On Monday, 5 August, as Union Home Minister Amit Shah moved a resolution seeking the revocation of the provisions of Article 370 of the Constitution and introduced a Bill to bifurcate the state of Jammu & Kashmir, many questions were raised and many clarifications did the rounds.
Questions about the Constitutional soundness of the move as well as the region’s administration hung heavy. A number of senior lawyers have shared their insights on the notification and the Bill.
The Quint has curated the voices of four legal experts: Harish Salve, Subhash Kashyap, Soli Sorabjee and Aryama Sundaram, to decode, based on what they say, what the most important issues are:
Has Article 370 Been Revoked?
Subhash Kashyap, Constitutional Expert
“Article 370 has not been repealed. Article 370 is very much there, unlike what many channels are announcing. Article 370(1) is very much there. Only two clauses have been removed,” Kashyap told ANI
Harish Salve, Former Solicitor General of India
“370 is a Constitutional provision which says that ‘Such provisions in the Constitution as the President may from time to time direct will apply in Jammu & Kashmir. There was a 1954 order which has been superseded now. It was a Presidential order superseded by a Presidential order,’ Salve said.

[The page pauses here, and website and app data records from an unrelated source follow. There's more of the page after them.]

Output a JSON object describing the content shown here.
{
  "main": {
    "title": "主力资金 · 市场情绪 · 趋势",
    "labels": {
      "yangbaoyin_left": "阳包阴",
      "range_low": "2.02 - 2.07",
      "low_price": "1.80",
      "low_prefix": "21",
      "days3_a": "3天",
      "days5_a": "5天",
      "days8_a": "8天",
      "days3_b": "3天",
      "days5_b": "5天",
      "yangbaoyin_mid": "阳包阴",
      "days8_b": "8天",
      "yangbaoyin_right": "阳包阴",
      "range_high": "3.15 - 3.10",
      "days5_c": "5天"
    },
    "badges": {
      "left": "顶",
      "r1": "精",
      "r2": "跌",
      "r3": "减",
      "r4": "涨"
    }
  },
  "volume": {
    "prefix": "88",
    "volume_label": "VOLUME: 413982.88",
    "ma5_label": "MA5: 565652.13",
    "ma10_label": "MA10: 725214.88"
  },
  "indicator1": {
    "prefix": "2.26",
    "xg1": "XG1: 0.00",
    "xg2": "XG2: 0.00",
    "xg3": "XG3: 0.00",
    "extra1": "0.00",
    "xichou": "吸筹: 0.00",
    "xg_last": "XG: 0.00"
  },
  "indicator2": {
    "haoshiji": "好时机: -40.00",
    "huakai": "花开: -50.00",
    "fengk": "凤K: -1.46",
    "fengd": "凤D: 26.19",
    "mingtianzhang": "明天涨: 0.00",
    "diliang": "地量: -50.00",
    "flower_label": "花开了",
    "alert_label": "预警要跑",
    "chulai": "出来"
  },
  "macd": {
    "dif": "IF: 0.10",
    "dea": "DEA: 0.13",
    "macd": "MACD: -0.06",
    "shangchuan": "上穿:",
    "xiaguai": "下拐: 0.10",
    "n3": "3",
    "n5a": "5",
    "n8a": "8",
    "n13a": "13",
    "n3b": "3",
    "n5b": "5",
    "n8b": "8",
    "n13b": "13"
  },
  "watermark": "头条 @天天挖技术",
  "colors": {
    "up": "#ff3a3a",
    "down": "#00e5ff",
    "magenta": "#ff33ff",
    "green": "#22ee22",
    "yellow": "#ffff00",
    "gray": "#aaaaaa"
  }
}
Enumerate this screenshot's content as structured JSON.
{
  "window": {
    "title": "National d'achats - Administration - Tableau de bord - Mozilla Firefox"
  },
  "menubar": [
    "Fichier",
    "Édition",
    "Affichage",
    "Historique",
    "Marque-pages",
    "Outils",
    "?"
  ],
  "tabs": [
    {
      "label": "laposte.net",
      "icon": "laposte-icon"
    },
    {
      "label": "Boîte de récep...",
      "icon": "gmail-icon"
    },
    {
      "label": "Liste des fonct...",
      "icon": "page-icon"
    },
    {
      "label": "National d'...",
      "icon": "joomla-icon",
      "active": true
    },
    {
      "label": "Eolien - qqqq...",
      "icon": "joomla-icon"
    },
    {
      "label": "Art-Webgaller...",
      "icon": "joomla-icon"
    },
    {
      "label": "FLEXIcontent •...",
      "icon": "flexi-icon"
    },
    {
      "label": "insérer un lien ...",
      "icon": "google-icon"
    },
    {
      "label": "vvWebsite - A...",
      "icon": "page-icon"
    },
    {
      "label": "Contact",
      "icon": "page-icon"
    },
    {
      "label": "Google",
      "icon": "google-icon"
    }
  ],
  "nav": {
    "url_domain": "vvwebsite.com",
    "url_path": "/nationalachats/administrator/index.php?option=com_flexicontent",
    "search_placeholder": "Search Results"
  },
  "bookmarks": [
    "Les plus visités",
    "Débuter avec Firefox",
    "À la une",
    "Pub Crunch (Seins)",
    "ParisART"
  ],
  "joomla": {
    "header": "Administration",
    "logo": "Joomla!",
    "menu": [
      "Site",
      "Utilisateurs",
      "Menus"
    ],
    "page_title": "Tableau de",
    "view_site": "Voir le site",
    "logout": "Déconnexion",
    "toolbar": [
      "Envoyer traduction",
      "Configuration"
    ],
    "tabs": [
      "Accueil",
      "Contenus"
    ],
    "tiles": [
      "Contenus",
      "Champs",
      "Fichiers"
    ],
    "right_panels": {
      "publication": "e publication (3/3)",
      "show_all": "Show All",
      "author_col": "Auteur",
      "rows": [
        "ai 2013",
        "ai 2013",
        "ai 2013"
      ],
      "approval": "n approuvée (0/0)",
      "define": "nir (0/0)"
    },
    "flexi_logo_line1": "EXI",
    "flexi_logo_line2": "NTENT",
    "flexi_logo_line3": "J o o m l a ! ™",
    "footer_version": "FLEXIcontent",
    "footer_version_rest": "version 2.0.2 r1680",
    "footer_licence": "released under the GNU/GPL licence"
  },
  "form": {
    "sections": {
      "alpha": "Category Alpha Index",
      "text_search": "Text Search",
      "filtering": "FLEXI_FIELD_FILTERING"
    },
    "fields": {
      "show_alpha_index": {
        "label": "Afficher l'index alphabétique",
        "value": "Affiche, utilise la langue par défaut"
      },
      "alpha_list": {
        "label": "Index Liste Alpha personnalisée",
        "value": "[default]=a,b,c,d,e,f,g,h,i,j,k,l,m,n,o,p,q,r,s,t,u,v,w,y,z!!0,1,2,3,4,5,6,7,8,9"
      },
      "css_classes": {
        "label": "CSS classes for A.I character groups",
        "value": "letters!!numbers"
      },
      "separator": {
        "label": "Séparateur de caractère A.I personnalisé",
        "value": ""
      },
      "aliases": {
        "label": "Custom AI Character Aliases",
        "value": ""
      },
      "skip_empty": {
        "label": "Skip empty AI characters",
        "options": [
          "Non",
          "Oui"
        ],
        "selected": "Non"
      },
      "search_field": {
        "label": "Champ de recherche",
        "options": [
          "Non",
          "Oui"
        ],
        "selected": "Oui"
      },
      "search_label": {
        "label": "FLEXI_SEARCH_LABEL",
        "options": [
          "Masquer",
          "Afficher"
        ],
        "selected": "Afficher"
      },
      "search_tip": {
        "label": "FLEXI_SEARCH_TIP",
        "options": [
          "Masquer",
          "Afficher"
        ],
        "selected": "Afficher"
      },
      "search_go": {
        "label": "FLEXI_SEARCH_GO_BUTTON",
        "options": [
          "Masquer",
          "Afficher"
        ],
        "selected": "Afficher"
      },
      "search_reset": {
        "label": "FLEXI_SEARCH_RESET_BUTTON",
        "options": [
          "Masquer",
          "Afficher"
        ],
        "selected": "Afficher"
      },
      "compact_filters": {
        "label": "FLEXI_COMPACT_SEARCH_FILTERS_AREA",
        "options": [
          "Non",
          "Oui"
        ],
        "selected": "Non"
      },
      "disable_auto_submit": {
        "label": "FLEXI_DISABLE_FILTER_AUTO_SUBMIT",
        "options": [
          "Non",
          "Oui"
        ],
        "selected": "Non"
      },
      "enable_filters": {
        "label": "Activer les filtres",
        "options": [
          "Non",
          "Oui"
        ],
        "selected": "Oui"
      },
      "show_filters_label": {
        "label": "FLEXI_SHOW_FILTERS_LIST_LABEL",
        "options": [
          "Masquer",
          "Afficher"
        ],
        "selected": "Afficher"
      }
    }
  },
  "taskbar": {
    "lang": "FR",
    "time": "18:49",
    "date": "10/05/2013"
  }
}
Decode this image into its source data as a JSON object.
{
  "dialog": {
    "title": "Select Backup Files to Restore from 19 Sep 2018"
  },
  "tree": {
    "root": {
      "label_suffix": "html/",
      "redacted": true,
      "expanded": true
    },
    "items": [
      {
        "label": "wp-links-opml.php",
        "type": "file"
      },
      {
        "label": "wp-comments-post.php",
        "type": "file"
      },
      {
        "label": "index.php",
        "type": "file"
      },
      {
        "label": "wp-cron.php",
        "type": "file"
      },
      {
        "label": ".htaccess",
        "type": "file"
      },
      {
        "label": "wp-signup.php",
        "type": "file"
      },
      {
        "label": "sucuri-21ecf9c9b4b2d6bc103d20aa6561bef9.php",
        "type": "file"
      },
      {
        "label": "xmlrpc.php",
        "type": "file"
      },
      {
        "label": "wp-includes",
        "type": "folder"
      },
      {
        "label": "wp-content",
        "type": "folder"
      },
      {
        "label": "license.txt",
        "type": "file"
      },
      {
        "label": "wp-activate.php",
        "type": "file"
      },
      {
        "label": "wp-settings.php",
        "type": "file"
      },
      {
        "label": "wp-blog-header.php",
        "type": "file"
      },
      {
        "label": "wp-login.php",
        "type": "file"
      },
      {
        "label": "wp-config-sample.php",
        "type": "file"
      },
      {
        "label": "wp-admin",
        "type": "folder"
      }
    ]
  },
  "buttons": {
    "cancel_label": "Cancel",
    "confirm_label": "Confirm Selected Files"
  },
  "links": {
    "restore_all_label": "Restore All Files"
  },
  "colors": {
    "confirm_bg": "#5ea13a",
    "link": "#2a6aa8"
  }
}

Is Article 35A Part of the Constitution?
“Merely because it is called Article 35A, there was a grave misunderstanding that it is a part of the Constitution. It never was a part of the Constitution.”
Sundaram reiterated that the whole issue of Article 35A is pending in the Supreme Court, before the Constitution Bench.
“Because don’t forget, Article 35A was introduced not through a Constitutional amendment but merely through a Presidential order, with the President exercising powers under Article 370(2) and it’s way back in 1954, I’m talking about.”
“It’s just that till now it has not really created too many problems but over the last few years the Kashmir problem have escalated the way it has, Article 35A is being looked at very seriously as is the whole concept of continuing with Article 370,” he added.
Is the Move Constitutionally Sound?
- 19 June 2018: Jammu & Kashmir came under Governor’s rule for a six-month period after the the PDP-BJP coalition government collapsed.
- 21 November 2018: Governor Satyapal Malik dissolved the legislative Assembly.
- 20 December 2018: The Central government imposed President’s Rule after the six-month tenure of Governer’s Rule came to an end. The state has been under President’s Rule ever since.
“I can only say Constitutionally it is sound. No Constitutional or legal fault can be found in it and the government has carefully studied the matter and taken this decision,” he told ANI.
“To the extent that this is a political decision it is entirely up to the government and political parties to have their views.”
Aryama Sundaram, Senior Lawyer, Supreme Court
“If there is no Assembly at that time and it has to be governed by Presidential Rule, I would say it would hold until the Assembly is convened and when there is an Assembly it has to be ratified immediately after by the Assembly,” he told BloombergQuint.
“But it can’t be that if there is no Assembly and it is only under President’s Rule then in the meantime you cannot legislate at all that appears to be a bit anomalous and I don’t see how you can leave a vacuum like that,”
What is the Next Step Now ?
Soli Sorabjee, Former Attorney-General of India
“The laws of India which were not applicable to the state of Jammu & Kashmir will now apply. But for that you require Parliamentary approval. The Bill will have to be moved in Parliament, and as far as I can see, it will be passed because BJP has a majority there.”
“So, first step will be Parliament acting as the Assembly of Jammu & Kashmir consider the bifurcation and then Parliament will pass the reorganisation Bill and as and when that is done, the bifurcation will take place.”
The Rajya Sabha passed the Jammu & Kashmir Reorganisation Bill to bifurcate Jammu & Kashmir into two Union Territories – J&K and Ladakh by a majority of 125 to 61 votes. One member abstained from voting.
How ‘Temporary’ is Article 370, Exactly?
“The heading of Article 370 starts with ‘temporary’. It is creating its own friction of how permanent is temporary becoming and that seems to be an issue now. It is something that we’ll have to see,” he told ANI.
“It’s not going to end with Section 144 and there is a lot more which will follow but it will all – but in the end it will all going to lead down to one thing: Is Kashmir a part of Unitary India or not? And if it is about time that Kashmir also adopts the ethos of the rest of the country,”
“It is another myth that Article 370 gives special status to Jammu & Kashmir. It is part of Part XXI of the Constitutional and Part XXI of the heading is “Transitional, Temporary and Special Provisions”. For some states like Nagaland, there are special provisions and special status has been granted to those states.”
“But in the case of J&K, the heading is very clear – it is a temporary provision and temporary means only for a temporary period for a temporary ad-hoc purpose. The Constitution makers did envisage that it can be removed, amended or repealed in the future.”